**EXERCISE INPUT:**
______

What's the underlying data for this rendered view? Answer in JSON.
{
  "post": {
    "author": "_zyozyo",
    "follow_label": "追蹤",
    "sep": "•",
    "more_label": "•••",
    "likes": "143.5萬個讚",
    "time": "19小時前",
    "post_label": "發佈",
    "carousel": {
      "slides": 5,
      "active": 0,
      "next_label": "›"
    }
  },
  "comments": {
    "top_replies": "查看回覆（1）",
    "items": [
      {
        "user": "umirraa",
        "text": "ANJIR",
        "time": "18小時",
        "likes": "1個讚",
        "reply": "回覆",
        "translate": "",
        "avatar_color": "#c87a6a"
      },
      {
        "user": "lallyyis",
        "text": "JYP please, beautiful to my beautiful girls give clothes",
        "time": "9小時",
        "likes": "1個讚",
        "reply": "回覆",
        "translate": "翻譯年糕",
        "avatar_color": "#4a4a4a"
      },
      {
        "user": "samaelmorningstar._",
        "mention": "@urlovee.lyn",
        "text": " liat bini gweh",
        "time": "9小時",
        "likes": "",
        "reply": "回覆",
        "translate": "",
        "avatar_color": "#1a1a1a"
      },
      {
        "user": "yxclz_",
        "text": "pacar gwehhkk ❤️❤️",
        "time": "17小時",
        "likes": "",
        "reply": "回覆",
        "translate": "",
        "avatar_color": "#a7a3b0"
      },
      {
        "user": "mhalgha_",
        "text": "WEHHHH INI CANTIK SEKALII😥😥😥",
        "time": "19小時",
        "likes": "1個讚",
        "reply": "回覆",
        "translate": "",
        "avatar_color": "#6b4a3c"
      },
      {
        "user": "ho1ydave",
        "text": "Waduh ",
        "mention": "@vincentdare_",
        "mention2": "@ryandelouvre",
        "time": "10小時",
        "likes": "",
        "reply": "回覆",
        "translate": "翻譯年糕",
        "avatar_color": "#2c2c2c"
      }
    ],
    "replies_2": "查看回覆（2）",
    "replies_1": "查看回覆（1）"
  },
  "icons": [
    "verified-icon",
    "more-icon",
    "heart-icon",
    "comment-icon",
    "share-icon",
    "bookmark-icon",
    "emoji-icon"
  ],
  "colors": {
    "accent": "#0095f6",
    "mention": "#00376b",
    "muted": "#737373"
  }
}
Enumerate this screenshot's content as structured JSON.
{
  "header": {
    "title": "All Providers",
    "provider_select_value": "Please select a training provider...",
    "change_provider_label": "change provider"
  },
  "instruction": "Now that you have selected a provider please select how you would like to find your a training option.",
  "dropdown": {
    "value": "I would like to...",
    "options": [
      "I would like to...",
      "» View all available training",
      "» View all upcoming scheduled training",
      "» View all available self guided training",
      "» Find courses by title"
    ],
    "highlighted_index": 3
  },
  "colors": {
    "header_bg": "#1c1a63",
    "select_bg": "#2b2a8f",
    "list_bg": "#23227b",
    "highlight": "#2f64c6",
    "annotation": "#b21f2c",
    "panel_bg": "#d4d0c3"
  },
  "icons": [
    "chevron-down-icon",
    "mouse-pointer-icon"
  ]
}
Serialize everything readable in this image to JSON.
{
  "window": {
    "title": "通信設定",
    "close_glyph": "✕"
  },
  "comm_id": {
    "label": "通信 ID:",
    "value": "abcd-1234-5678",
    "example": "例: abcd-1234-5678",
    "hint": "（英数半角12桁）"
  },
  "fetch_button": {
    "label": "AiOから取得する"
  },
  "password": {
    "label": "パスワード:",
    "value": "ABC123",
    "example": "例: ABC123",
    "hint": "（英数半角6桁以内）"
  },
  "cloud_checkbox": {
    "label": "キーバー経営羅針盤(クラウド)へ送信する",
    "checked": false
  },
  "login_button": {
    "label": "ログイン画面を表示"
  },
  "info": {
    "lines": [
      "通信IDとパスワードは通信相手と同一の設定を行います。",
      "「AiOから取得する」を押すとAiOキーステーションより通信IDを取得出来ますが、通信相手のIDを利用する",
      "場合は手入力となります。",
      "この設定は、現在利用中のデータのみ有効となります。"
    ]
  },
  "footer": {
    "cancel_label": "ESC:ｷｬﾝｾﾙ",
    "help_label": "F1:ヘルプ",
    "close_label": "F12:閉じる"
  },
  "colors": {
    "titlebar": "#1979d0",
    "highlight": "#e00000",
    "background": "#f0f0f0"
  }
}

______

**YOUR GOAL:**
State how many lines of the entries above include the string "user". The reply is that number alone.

**RESULT:**
6